The Texas Water Development Board (TWDB) is responsible for providing affordable water and wastewater services to Texans. It offers water planning, financial and technical assistance, and data collection and dissemination. To ensure that Texans get adequate support to access clean water and sewer management, the TWDB funds several projects. Some of the TWDB’s funding sources are:

  1. Clean Water State Revolving Fund (CWSRF) — Offers loans for sewerage-related projects
  2. Drinking Water State Revolving Fund (DWSRF) — Loans for drinking water-related projects, especially for disadvantaged communities
  3. Texas Water Development Fund (TWDF) — Loans for several types of projects ranging from water quality enhancement to municipal solid waste treatment
  4. Economically Distressed Areas Program (EDAP) — Grants for wastewater and regular water infrastructure services in economically distressed areas
  5. Rural Water Assistance Fund (RWAF) — Low-cost financing for both wastewater and water projects in rural communities
  6. State Participation Program (SPP) — Allows the TWDB to become a temporary owner in a regional project
  7. State Water Implementation Fund for Texas (SWIFT) — Flexible loans for a variety of water and sewerage-related projects

This contact list helps you find the right points of contact if you’re looking for the TWDB’s financial assistance programs by region in Texas.

Another organization, the Texas Water Infrastructure Coordination Committee (TWICC), identifies compliance issues around water and wastewater infrastructure—and helps develop solutions and create affordable funding strategies for different projects. It consists of federal and state funding agencies and various industry-oriented bodies such as water and wastewater trade organizations, assistance providers, and regulatory bodies.

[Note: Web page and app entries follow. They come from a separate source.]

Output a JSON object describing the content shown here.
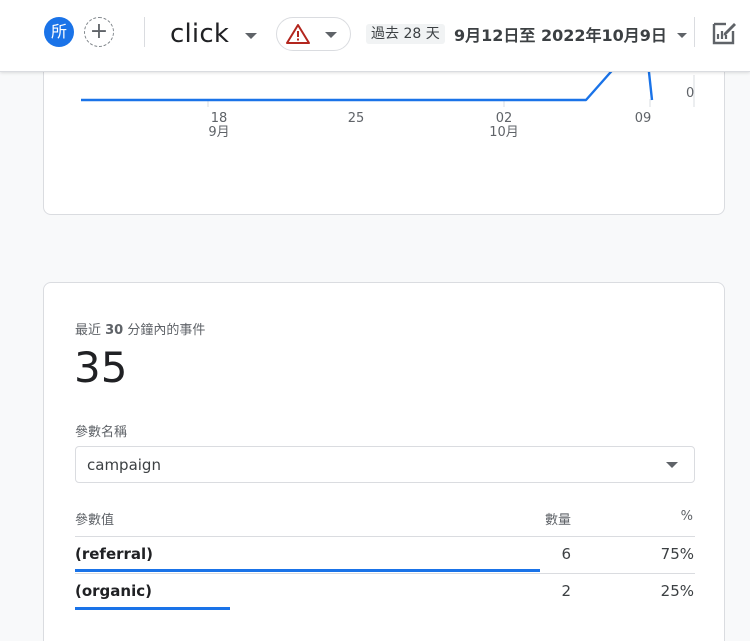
{
  "header": {
    "avatar_label": "所",
    "add_comparison_symbol": "+",
    "event_name": "click",
    "date_chip": "過去 28 天",
    "date_range": "9月12日至 2022年10月9日"
  },
  "chart_data": {
    "type": "line",
    "x_tick_labels": [
      {
        "day": "18",
        "month": "9月"
      },
      {
        "day": "25",
        "month": ""
      },
      {
        "day": "02",
        "month": "10月"
      },
      {
        "day": "09",
        "month": ""
      }
    ],
    "y_tick_labels": [
      "0"
    ],
    "color": "#1a73e8"
  },
  "events": {
    "label_prefix": "最近 ",
    "label_number": "30",
    "label_suffix": " 分鐘內的事件",
    "count": "35",
    "param_label": "參數名稱",
    "param_selected": "campaign",
    "table": {
      "headers": {
        "name": "參數值",
        "count": "數量",
        "pct": "%"
      },
      "rows": [
        {
          "name": "(referral)",
          "count": "6",
          "pct": "75%",
          "share": 0.75
        },
        {
          "name": "(organic)",
          "count": "2",
          "pct": "25%",
          "share": 0.25
        }
      ]
    }
  },
  "colors": {
    "accent": "#1a73e8",
    "warning": "#b3261e"
  }
}
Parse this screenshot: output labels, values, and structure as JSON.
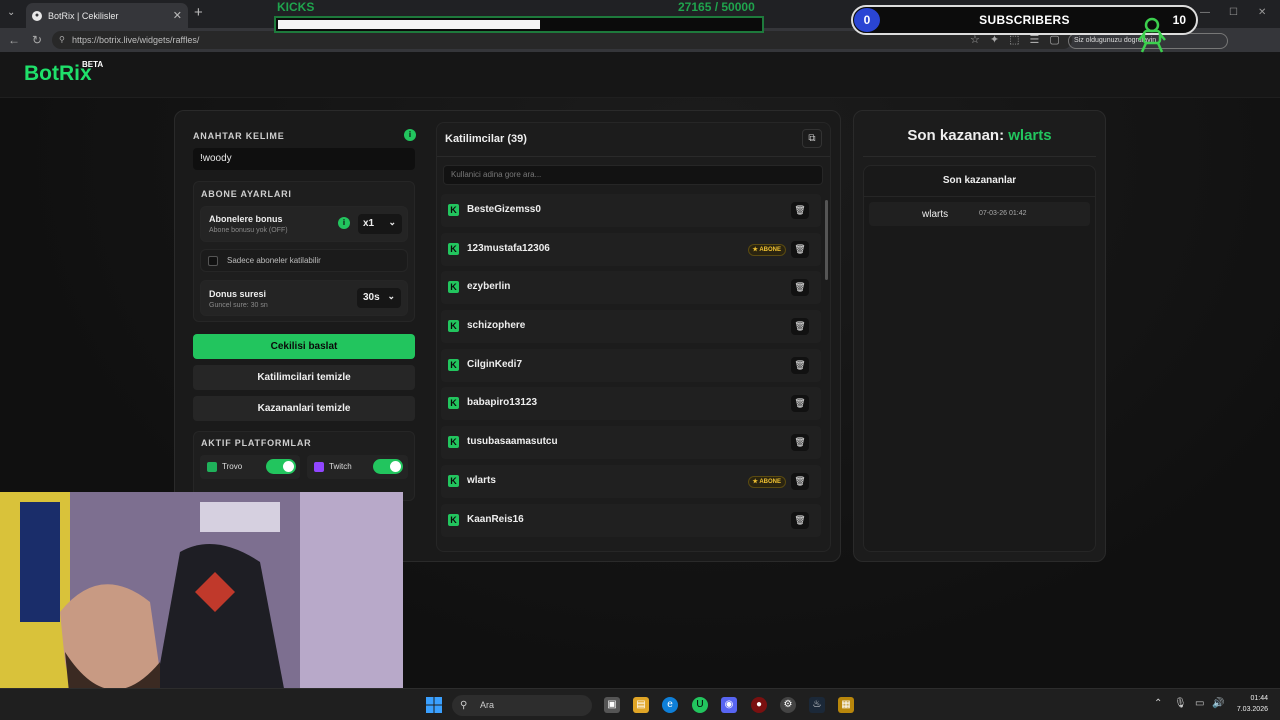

Texas water infrastructure needs immediate attention

Water and sewerage infrastructure in Texas is suffering, and the crisis is endangering several communities across the state. The American Society of Civil Engineers' (ASCE) 2021 report card rates Texas's drinking water infrastructure a C minus. The same guild rates the state's wastewater infrastructure with a dismal D. From loss in water levels to old and deteriorated infrastructure and dangerous lead pipes, the problems are many and urgent.

Get the approvals and funding for your projects quickly.

In the face of Texas’s need, there are several opportunities for profitable infrastructure projects. Although multiple funding options exist, they can be difficult to get approved. The following steps can help you proceed with water and sewerage infrastructure projects:

  • Presenting a plan of action that demonstrates access to existing utility data and mapping
  • Ability to implement utility coordination and minimize conflicts
  • A proven strategy to mitigate utility risks, including those associated with climate change

Utilizing the latest technology—such as utility mapping—can help you plan projects, gain approvals, and repair or replace infrastructure more quickly.  

Tamar Shafrir

A dedicated researcher that doesn’t stop investigating until she reaches the truth, no matter how hard it is to accept or comprehend (and there are a lot of those in our industry). Tamar took her first career steps in architecture and design, both as a practitioner and a journalist. Throughout her journey, her curiosity has taken her all across the globe, from North America through Europe to the Middle East, discovering and explaining the micro and macro challenges of the industry. Today she focuses most of her efforts on unlocking the challenges of the subsurface, through research and education. If you’re not following her on LinkedIn yet - you should.